─── Data supplied ───

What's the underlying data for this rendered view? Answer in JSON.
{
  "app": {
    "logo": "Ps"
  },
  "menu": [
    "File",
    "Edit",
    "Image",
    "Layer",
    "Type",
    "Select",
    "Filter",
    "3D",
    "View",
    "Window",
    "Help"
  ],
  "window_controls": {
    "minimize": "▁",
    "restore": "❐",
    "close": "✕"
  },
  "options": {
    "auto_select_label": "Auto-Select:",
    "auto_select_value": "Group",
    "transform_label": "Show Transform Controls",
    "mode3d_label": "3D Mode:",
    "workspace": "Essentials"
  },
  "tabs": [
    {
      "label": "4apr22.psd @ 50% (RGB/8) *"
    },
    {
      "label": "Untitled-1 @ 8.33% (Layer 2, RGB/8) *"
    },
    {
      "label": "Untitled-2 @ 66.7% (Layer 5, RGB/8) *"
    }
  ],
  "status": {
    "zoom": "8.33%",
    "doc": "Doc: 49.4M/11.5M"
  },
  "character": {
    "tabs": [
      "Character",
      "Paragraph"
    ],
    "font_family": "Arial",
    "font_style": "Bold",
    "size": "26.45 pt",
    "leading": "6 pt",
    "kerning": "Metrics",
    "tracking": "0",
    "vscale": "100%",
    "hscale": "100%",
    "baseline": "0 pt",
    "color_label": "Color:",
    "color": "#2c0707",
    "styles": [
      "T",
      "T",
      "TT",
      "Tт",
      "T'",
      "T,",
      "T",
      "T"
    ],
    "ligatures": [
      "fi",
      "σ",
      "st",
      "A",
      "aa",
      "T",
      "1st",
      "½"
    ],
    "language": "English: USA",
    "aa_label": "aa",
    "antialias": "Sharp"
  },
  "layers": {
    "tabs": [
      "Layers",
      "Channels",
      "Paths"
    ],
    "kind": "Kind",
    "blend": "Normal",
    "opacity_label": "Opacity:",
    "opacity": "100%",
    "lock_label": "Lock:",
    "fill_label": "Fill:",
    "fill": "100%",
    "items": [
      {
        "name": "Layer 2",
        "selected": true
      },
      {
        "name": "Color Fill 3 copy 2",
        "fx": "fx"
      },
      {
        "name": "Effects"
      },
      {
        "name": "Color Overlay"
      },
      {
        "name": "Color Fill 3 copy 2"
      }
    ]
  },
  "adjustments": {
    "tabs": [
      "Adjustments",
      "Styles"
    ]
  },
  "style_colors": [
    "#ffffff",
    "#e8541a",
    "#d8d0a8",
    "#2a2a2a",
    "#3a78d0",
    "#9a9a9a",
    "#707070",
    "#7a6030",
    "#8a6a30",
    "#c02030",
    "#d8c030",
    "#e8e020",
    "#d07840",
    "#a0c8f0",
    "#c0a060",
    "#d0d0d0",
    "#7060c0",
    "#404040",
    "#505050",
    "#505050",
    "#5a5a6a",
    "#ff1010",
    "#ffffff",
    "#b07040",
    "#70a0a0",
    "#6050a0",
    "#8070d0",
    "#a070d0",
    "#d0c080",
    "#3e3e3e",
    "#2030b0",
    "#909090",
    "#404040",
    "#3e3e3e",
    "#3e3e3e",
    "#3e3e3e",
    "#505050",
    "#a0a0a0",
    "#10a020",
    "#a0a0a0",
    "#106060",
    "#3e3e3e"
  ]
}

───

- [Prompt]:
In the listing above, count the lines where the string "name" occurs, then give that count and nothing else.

- [Written answer]:
5